Our Oracle databases in Montreal are sometimes experiencing performance problems and the Oracle DBA wants to know if there are I/O Bottlenecks.
If working with a zone (a virtual operating system abstraction), first you will have to find the disk:
$ zpool status
scan: none requested
NAME STATE READ WRITE CKSUM
rpool ONLINE 0 0 0
c1d6 ONLINE 0 0 0 <--- keep"d6"
$ iostat -xd 5
kr/s: kilobytes read per second
kw/s: kilobytes written per second
wait: average number of transactions waiting for service (queue length)
actv: average number of transactions actively being serviced
svc_t:average response time of transactions, in milliseconds
%w: percent of time there are transactions waiting for service
%b: percent of time the disk is busy
extended device statistics
device r/s w/s kr/s kw/s wait actv svc_t %w %b
1/md1 56.9 0.0 2104.5 0.0 0.0 0.4 7.9 0 32
1/md0 56.9 0.0 2104.5 0.0 0.0 0.4 7.9 0 32
1/md6 56.9 0.0 2104.5 0.0 0.0 0.4 7.9 0 32
2/md1 0.0 10.8 0.0 86.6 0.0 0.2 16.3 0 18
2/md0 0.0 10.8 0.0 86.6 0.0 0.3 28.1 0 18
2/md210 0.0 0.2 0.0 1.6 0.0 0.0 4.2 0 0
If working with another type of virtual zone, you will have difficulties to find which disks are experiencing high I/O activity.
But hopefully, you can have some help with SQL*Plus:
(1) Look for sessions that are currently waiting for I/O resources:
WHERE event LIKE 'db file%read';
(2) which SQL statements are using a lots of disks:
col schema format a20
FROM ( SELECT parsing_schema_name Schema, SQL_ID,
SUBSTR (sql_text, 1, 75) SQL,
ORDER BY disk_reads DESC)
WHERE ROWNUM < 20;
And with the result set of (1) or (2):
set long 1000
select SQL_FULLTEXT from v$sql where sql_id='xxxxxxxxxxx'
--> Tune your SQL Statement or execute it less times.
When a disk is out os space, the database hungs or is unreachable and the Oracle DBA wants to find where are the large files to move or delete them.

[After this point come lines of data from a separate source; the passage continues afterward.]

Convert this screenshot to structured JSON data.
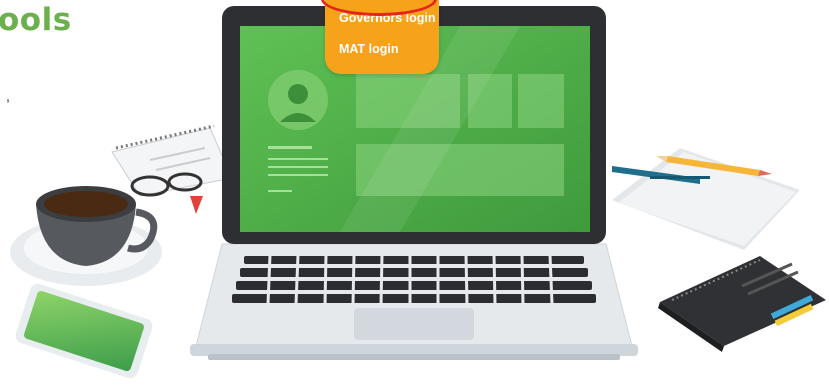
{
  "header": {
    "title_partial": "ools",
    "text_fragment": ","
  },
  "login_menu": {
    "items": [
      {
        "label": "Governors login"
      },
      {
        "label": "MAT login"
      }
    ]
  },
  "colors": {
    "brand_green": "#6ab04c",
    "menu_orange": "#f7a21b",
    "screen_green": "#5cb85c",
    "highlight_red": "#e8241a"
  },
  "illustration": {
    "objects": [
      "laptop-icon",
      "coffee-cup-icon",
      "phone-icon",
      "notebook-icon",
      "pen-icon",
      "pencil-icon",
      "glasses-icon",
      "spiral-notepad-icon",
      "paper-sheet-icon"
    ]
  }
}
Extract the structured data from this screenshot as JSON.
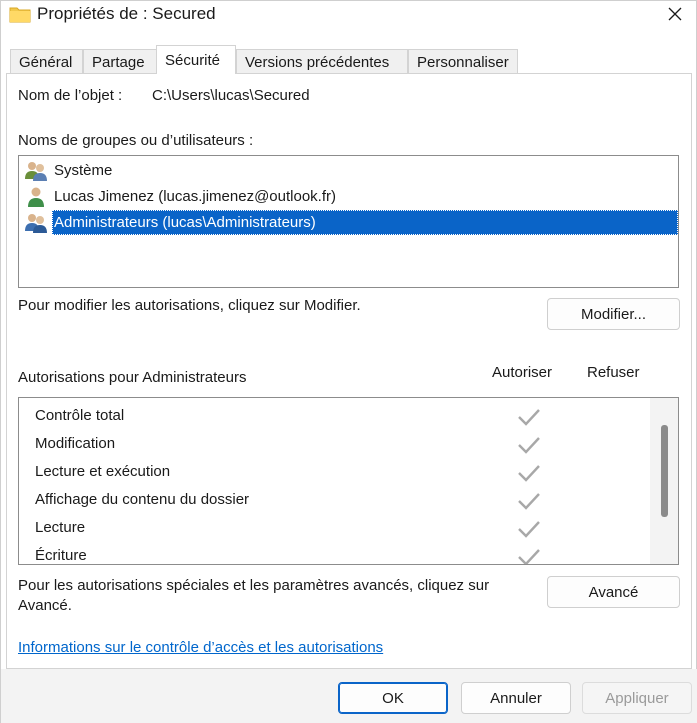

For example:
$ df –h
--> show 100% used
-- Find first 15 large files:
$ cd "My file system full"
$ find . -ls | sort -nrk7 | head -15
-- Find first 15 large folders on Solaris (useful for small but big amount of files )

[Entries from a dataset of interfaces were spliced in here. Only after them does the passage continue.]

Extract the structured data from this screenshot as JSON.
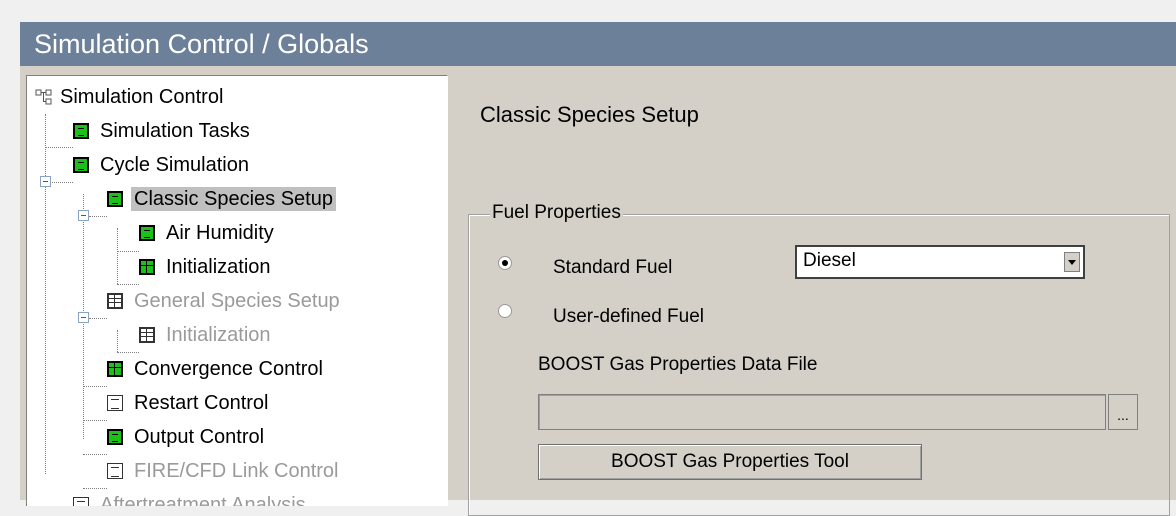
{
  "window": {
    "title": "Simulation Control / Globals"
  },
  "tree": {
    "root_label": "Simulation Control",
    "items": [
      {
        "label": "Simulation Tasks",
        "icon": "green-node-icon",
        "enabled": true
      },
      {
        "label": "Cycle Simulation",
        "icon": "green-node-icon",
        "enabled": true
      },
      {
        "label": "Classic Species Setup",
        "icon": "green-node-icon",
        "enabled": true,
        "selected": true
      },
      {
        "label": "Air Humidity",
        "icon": "green-node-icon",
        "enabled": true
      },
      {
        "label": "Initialization",
        "icon": "green-table-icon",
        "enabled": true
      },
      {
        "label": "General Species Setup",
        "icon": "table-icon",
        "enabled": false
      },
      {
        "label": "Initialization",
        "icon": "table-icon",
        "enabled": false
      },
      {
        "label": "Convergence Control",
        "icon": "green-table-icon",
        "enabled": true
      },
      {
        "label": "Restart Control",
        "icon": "white-node-icon",
        "enabled": true
      },
      {
        "label": "Output Control",
        "icon": "green-node-icon",
        "enabled": true
      },
      {
        "label": "FIRE/CFD Link Control",
        "icon": "white-node-icon",
        "enabled": false
      },
      {
        "label": "Aftertreatment Analysis",
        "icon": "white-node-icon",
        "enabled": false
      }
    ]
  },
  "panel": {
    "title": "Classic Species Setup",
    "fuel_group": {
      "legend": "Fuel Properties",
      "standard_fuel_label": "Standard Fuel",
      "standard_fuel_checked": true,
      "fuel_select_value": "Diesel",
      "user_defined_label": "User-defined Fuel",
      "user_defined_checked": false,
      "data_file_label": "BOOST Gas Properties Data File",
      "data_file_value": "",
      "browse_label": "...",
      "tool_button_label": "BOOST Gas Properties Tool"
    }
  },
  "colors": {
    "title_bar": "#6d8099",
    "panel_bg": "#d4d0c8",
    "tree_bg": "#ffffff",
    "icon_green": "#19c119",
    "disabled_text": "#9a9a9a"
  }
}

$ du -o . | sort -nr | head -15
(other O/S replace -o by -S)